(Website and app data records)

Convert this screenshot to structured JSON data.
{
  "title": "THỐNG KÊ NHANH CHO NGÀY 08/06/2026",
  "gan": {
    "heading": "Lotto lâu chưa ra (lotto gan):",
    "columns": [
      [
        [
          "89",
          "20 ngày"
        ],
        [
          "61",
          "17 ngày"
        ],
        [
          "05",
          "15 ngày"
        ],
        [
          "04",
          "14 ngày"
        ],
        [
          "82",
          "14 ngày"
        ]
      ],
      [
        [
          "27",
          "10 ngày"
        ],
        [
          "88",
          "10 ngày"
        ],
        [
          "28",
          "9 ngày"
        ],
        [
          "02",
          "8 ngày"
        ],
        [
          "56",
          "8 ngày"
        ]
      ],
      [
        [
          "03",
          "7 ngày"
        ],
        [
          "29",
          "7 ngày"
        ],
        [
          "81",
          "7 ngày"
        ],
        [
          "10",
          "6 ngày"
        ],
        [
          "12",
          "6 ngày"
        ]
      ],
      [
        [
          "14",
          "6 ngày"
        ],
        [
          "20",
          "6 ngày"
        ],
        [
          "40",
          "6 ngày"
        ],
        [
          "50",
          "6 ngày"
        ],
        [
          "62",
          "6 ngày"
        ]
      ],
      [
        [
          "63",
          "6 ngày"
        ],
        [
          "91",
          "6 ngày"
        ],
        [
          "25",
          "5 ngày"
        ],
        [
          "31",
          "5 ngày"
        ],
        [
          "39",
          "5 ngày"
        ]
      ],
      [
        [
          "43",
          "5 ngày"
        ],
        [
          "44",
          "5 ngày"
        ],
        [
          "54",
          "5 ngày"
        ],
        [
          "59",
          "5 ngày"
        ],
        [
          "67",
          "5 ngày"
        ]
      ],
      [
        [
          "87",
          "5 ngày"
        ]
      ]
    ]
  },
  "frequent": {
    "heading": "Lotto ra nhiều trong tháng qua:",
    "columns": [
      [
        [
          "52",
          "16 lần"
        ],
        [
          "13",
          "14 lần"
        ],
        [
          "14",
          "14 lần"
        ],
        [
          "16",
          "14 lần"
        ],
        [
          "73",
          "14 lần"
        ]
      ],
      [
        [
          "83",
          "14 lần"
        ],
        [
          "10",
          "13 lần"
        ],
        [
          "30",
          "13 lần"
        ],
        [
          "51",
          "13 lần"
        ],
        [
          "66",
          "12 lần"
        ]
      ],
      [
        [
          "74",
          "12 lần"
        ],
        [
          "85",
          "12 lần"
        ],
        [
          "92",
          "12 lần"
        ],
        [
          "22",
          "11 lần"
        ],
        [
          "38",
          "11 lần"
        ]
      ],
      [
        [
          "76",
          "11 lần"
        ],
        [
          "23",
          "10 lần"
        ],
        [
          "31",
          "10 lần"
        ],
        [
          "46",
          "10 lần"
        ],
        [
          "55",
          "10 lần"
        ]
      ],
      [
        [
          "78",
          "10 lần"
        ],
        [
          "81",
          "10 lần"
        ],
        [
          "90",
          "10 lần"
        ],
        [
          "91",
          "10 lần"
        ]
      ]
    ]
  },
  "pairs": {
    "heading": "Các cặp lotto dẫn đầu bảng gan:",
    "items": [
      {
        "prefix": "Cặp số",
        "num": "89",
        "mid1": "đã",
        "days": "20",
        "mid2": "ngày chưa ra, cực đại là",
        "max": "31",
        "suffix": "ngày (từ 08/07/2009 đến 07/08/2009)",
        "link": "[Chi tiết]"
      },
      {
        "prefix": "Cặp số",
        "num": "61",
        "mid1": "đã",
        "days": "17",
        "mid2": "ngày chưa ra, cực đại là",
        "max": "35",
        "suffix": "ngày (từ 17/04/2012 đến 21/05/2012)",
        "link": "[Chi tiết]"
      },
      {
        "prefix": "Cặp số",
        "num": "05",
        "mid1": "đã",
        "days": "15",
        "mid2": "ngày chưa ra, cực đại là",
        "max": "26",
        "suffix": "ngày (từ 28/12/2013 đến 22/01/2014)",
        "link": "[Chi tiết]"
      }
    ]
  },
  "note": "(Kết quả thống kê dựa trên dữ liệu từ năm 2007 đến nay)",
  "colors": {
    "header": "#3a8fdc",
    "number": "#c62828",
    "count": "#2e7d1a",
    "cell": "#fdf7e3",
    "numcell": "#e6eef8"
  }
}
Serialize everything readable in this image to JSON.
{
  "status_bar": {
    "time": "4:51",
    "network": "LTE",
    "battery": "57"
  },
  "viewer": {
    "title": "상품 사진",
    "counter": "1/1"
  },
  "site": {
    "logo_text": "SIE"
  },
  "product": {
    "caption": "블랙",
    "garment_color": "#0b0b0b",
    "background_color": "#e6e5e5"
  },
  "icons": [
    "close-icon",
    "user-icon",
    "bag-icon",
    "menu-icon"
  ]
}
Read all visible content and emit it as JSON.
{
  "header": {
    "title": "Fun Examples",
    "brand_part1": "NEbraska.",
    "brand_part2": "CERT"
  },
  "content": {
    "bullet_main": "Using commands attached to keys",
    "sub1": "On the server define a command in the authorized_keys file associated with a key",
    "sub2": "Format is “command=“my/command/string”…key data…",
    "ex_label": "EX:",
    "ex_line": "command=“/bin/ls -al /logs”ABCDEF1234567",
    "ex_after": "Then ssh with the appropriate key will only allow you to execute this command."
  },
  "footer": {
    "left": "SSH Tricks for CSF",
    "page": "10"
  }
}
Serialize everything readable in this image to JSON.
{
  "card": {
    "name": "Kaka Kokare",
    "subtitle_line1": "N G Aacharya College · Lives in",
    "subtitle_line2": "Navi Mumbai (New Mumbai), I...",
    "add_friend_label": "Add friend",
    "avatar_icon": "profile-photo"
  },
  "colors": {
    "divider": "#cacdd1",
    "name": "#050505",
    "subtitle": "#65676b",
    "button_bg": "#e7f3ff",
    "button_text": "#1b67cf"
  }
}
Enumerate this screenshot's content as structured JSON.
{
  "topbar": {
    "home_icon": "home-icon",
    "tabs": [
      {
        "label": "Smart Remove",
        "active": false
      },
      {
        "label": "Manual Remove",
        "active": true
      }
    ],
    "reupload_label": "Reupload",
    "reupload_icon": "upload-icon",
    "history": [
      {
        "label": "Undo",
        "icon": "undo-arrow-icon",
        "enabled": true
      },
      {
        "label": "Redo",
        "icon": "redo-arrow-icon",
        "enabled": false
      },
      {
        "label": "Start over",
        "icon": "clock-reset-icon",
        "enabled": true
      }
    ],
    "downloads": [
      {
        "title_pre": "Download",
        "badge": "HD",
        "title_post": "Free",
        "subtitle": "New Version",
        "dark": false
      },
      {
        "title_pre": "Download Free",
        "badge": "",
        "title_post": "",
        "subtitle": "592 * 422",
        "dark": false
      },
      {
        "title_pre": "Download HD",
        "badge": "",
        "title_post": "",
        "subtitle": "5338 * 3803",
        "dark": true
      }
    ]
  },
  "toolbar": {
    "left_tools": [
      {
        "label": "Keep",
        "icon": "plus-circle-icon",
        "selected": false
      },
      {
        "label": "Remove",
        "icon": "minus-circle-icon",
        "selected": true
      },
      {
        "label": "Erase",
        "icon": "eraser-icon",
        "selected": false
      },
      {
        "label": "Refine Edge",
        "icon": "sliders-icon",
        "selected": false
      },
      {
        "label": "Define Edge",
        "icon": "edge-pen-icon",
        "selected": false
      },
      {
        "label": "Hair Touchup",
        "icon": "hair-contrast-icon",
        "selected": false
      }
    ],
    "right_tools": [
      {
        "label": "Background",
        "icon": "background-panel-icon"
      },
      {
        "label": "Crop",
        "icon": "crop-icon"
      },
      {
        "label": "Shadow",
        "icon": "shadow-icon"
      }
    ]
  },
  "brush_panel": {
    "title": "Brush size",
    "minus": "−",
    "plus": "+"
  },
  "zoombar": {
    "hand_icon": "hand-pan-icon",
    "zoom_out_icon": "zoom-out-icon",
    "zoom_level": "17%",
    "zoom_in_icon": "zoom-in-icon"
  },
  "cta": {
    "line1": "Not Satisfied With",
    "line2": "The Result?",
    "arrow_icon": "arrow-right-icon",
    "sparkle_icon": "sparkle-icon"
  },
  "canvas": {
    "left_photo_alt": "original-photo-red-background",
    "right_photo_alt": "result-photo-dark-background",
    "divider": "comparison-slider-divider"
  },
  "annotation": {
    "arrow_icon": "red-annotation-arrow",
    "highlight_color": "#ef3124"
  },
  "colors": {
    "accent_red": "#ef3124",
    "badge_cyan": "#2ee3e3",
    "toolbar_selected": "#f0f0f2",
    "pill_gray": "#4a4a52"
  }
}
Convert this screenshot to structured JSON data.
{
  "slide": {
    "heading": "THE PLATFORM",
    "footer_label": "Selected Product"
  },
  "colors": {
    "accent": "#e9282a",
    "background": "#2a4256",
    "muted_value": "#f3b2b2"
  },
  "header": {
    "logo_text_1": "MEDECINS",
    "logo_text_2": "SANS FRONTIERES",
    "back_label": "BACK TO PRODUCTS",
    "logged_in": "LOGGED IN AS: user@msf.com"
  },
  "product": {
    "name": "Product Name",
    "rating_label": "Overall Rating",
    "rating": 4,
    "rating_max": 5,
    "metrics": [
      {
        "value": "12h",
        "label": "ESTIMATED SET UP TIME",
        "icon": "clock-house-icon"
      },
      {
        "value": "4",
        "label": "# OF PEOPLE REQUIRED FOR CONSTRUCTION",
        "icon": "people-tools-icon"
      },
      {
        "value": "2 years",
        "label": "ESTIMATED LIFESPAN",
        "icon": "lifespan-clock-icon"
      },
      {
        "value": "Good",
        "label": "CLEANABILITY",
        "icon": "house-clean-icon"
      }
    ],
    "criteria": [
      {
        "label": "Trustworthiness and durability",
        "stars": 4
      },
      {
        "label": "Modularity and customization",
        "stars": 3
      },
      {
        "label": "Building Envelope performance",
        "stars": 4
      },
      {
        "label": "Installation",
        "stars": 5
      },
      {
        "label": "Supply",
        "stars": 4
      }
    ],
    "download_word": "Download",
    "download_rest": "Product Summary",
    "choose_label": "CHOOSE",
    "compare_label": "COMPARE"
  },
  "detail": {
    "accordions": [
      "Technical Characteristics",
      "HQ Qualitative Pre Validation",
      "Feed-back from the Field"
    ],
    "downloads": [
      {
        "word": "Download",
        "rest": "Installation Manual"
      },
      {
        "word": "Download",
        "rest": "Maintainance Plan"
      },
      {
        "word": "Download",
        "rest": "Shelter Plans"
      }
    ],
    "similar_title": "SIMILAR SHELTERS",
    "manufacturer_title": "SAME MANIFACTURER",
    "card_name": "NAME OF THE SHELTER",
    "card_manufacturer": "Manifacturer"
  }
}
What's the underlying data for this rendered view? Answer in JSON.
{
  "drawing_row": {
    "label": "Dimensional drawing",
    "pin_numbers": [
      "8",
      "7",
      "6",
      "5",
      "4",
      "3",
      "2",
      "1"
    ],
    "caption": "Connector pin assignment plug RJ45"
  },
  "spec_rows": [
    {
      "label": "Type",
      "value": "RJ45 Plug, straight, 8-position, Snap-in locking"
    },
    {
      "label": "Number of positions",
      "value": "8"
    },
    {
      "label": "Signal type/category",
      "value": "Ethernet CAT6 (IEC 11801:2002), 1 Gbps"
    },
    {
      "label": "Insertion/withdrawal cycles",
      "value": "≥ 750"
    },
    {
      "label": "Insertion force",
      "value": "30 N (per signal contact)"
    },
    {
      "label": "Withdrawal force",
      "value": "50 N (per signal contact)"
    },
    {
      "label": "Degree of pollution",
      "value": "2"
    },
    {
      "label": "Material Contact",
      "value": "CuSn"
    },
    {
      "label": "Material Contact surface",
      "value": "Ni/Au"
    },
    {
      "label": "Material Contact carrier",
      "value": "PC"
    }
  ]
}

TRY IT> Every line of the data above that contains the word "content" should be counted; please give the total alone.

ANSWER TO THE PROBLEM> 3